From our experience implementing IFRS 16 software for multinational clients, we can advise that you keep these steps in mind as you go through this process.
- Assess your situation: How many leases do you have? How many lease management systems do you currently use? Identifying your starting point, even without the extensive data collection that will come later, will help in selecting a software system and financial partner for implementation.
- Select a software solution: The information applied to the IFRS 16 standards should be handled in a SOX-compliant way with clear history of changes and authorised workflow, a level of maturity in data management that a simple spreadsheet will not offer. The process of selecting IFRS 16 software is an important step in your implementation process and you should be sure to choose software that has been validated by the top accounting firms.
- Choosing the team: Once the target model has been decided, the implementation starts and the right stakeholders need to be involved: group and local finance departments, contract management, controlling, the external auditor, and possibly external consultants to run the project and act as system integrator. Don’t forget to include internal IT and relevant technology vendors.
- Select a reporting method: The data requirements for the contract life cycle depend heavily on the transition scenario that is adopted. For a full retrospective approach, the lease contracts are administrated as if IFRS 16 would have been in use from the start. This means that all life cycle data needs to be entered into the systems for all existing contracts. For the modified retrospective approaches the data requirements are less ambitious. For a successful IFRS 16 implementation, it is important to decide which approach to adopt.
- Collecting the data: An important step will be to collect all relevant contract data and migrate the data to the contract management system. This should be supported by relevant tools for data migration and cleaning. Especially if you decide to adopt the full retrospective approach, the data requirements are considerable.
- Implementation: Planon’s IFRS 16 implementation approach has four phases, starting from scoping the project through technical set up to support during go-live. This implementation phase requires both technical expertise to set up systems, and also accounting knowledge to determine how use-cases will be applied.
- Testing: After implementation, but before go-live, testing takes place. During testing, it is recommended to include all exchanges of data in the testing. One could also consider embarking on a certification process for the accuracy of journal entry exchange between the lease contract administration and the general ledger.
- Training: Training of end users is also a critical step in the implementation. Training is especially important to make the most of an IFRS 16 implementation, so the result is not only IFRS 16 compliance but also improves contract management. This means that contract managers have a better overview of the lease portfolio and can better anticipate management actions such as stage transitions, renegotiations and exercise of renewal and termination options.
Lessons learned from IFRS 16 software implementations

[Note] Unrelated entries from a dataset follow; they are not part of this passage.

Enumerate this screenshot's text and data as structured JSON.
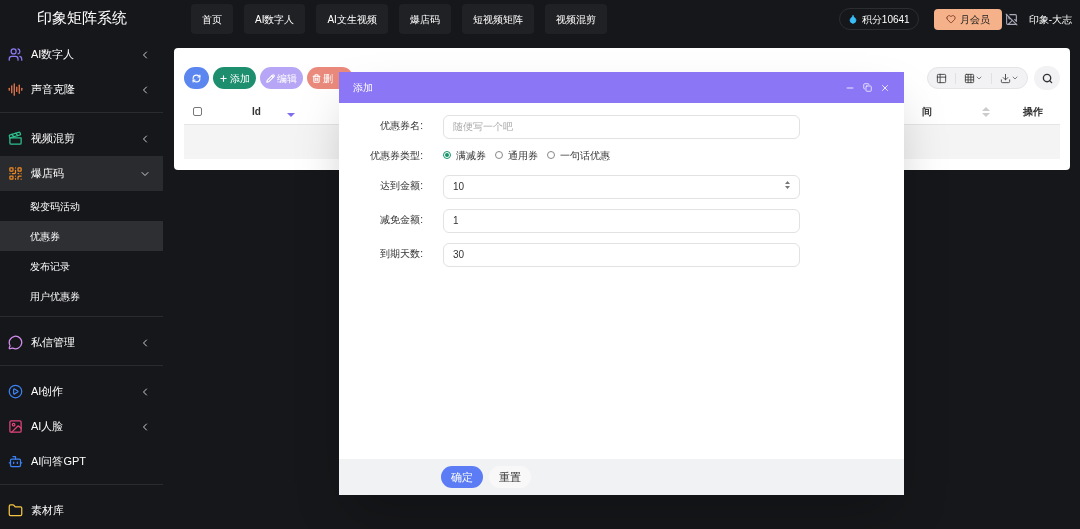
{
  "app": {
    "title": "印象矩阵系统"
  },
  "nav": {
    "tabs": [
      {
        "label": "首页"
      },
      {
        "label": "AI数字人"
      },
      {
        "label": "AI文生视频"
      },
      {
        "label": "爆店码"
      },
      {
        "label": "短视频矩阵"
      },
      {
        "label": "视频混剪"
      }
    ]
  },
  "account": {
    "points": "积分10641",
    "membership": "月会员",
    "user": "印象-大志"
  },
  "sidebar": {
    "sections": [
      [
        {
          "label": "AI数字人",
          "expanded": false
        },
        {
          "label": "声音克隆",
          "expanded": false
        }
      ],
      [
        {
          "label": "视频混剪",
          "expanded": false
        },
        {
          "label": "爆店码",
          "expanded": true,
          "children": [
            {
              "label": "裂变码活动",
              "selected": false
            },
            {
              "label": "优惠券",
              "selected": true
            },
            {
              "label": "发布记录",
              "selected": false
            },
            {
              "label": "用户优惠券",
              "selected": false
            }
          ]
        }
      ],
      [
        {
          "label": "私信管理",
          "expanded": false
        }
      ],
      [
        {
          "label": "AI创作",
          "expanded": false
        },
        {
          "label": "AI人脸",
          "expanded": false
        },
        {
          "label": "AI问答GPT"
        }
      ],
      [
        {
          "label": "素材库"
        }
      ]
    ]
  },
  "toolbar": {
    "buttons": [
      {
        "kind": "refresh"
      },
      {
        "kind": "add",
        "label": "添加"
      },
      {
        "kind": "edit",
        "label": "编辑"
      },
      {
        "kind": "delete",
        "label": "删"
      }
    ]
  },
  "table": {
    "select_all": {
      "checked": false
    },
    "columns": [
      {
        "label": "Id",
        "sorted": true
      },
      {
        "label": "间",
        "sorted": false
      },
      {
        "label": "操作"
      }
    ]
  },
  "dialog": {
    "title": "添加",
    "fields": [
      {
        "kind": "text",
        "label": "优惠券名:",
        "placeholder": "随便写一个吧"
      },
      {
        "kind": "radio",
        "label": "优惠券类型:",
        "options": [
          {
            "label": "满减券",
            "selected": true
          },
          {
            "label": "通用券",
            "selected": false
          },
          {
            "label": "一句话优惠",
            "selected": false
          }
        ]
      },
      {
        "kind": "number",
        "label": "达到金额:",
        "value": "10"
      },
      {
        "kind": "text",
        "label": "减免金额:",
        "value": "1"
      },
      {
        "kind": "text",
        "label": "到期天数:",
        "value": "30"
      }
    ],
    "buttons": [
      {
        "kind": "primary",
        "label": "确定"
      },
      {
        "kind": "default",
        "label": "重置"
      }
    ]
  }
}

Based on early adopters, these are the lessons learnt which will help you to successfully move to IFRS 16:
- Involve stakeholders in time, including local teams/colleagues in different countries.
- Take care of data (completeness and quality).
- Understand scope of your limitations, ERP, number of entities, currencies, interface and sourcing system.
- Assemble a comprehensive RFP to source what is needed for software and services.
- Understand time constraints and include provision for slacks, testing errors, corrections and buffers.
- Full retrospective is complicated and time consuming, hence one lesson learned is to concentrate on a modified approach for IFRS 16.
- Set up an approach for calculation of interest/borrowing rate and indexations based on your contract portfolio.
These lessons learnt will help you to plan and execute a successful IFRS 16 implementation project for your organisation and ensure new lease accounting software is successfully implemented. Please reach out to Planon if you need assistance becoming compliant with either IFRS 16 or ASC 842.